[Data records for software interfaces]

>>

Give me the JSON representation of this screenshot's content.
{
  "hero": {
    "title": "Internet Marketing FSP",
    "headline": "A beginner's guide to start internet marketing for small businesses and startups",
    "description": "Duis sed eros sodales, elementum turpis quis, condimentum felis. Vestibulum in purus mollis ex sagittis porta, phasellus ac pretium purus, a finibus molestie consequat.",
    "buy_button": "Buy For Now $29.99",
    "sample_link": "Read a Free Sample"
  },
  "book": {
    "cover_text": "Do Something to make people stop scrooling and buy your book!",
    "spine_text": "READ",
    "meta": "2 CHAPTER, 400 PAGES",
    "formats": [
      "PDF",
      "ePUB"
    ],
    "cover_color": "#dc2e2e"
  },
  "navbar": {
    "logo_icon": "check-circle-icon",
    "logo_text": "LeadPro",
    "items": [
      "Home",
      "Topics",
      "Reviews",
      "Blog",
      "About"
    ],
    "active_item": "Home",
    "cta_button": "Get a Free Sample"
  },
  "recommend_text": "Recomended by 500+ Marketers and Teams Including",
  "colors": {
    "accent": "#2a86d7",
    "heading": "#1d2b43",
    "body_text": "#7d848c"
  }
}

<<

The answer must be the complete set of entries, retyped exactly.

Give me the JSON representation of this screenshot's content.
{
  "hero": {
    "title": "Internet Marketing FSP",
    "headline": "A beginner's guide to start internet marketing for small businesses and startups",
    "description": "Duis sed eros sodales, elementum turpis quis, condimentum felis. Vestibulum in purus mollis ex sagittis porta, phasellus ac pretium purus, a finibus molestie consequat.",
    "buy_button": "Buy For Now $29.99",
    "sample_link": "Read a Free Sample"
  },
  "book": {
    "cover_text": "Do Something to make people stop scrooling and buy your book!",
    "spine_text": "READ",
    "meta": "2 CHAPTER, 400 PAGES",
    "formats": [
      "PDF",
      "ePUB"
    ],
    "cover_color": "#dc2e2e"
  },
  "navbar": {
    "logo_icon": "check-circle-icon",
    "logo_text": "LeadPro",
    "items": [
      "Home",
      "Topics",
      "Reviews",
      "Blog",
      "About"
    ],
    "active_item": "Home",
    "cta_button": "Get a Free Sample"
  },
  "recommend_text": "Recomended by 500+ Marketers and Teams Including",
  "colors": {
    "accent": "#2a86d7",
    "heading": "#1d2b43",
    "body_text": "#7d848c"
  }
}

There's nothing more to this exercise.